■ REQUIRED ACTION
Repeat the data below in full. Pictures must not be part of the copy.

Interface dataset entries
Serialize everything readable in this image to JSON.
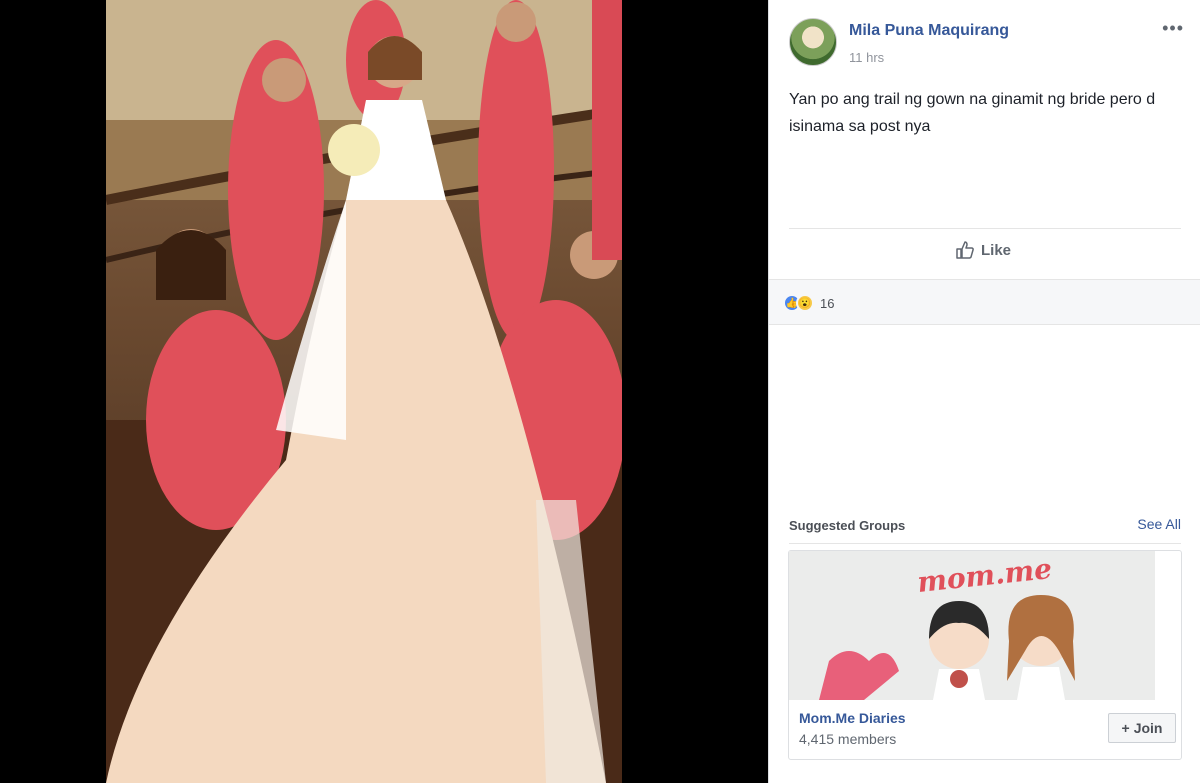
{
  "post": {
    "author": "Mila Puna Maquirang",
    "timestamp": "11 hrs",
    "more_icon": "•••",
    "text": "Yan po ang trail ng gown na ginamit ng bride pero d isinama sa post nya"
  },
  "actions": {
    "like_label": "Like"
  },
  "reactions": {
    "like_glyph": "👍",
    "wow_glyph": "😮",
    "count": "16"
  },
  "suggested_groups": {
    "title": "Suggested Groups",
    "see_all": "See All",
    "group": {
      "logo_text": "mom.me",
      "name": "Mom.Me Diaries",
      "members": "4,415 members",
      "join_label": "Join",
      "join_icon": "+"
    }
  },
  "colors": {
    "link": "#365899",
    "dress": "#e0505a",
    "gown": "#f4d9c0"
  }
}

■ COMPLETED EXERCISE
Serialize everything readable in this image to JSON.
{
  "post": {
    "author": "Mila Puna Maquirang",
    "timestamp": "11 hrs",
    "more_icon": "•••",
    "text": "Yan po ang trail ng gown na ginamit ng bride pero d isinama sa post nya"
  },
  "actions": {
    "like_label": "Like"
  },
  "reactions": {
    "like_glyph": "👍",
    "wow_glyph": "😮",
    "count": "16"
  },
  "suggested_groups": {
    "title": "Suggested Groups",
    "see_all": "See All",
    "group": {
      "logo_text": "mom.me",
      "name": "Mom.Me Diaries",
      "members": "4,415 members",
      "join_label": "Join",
      "join_icon": "+"
    }
  },
  "colors": {
    "link": "#365899",
    "dress": "#e0505a",
    "gown": "#f4d9c0"
  }
}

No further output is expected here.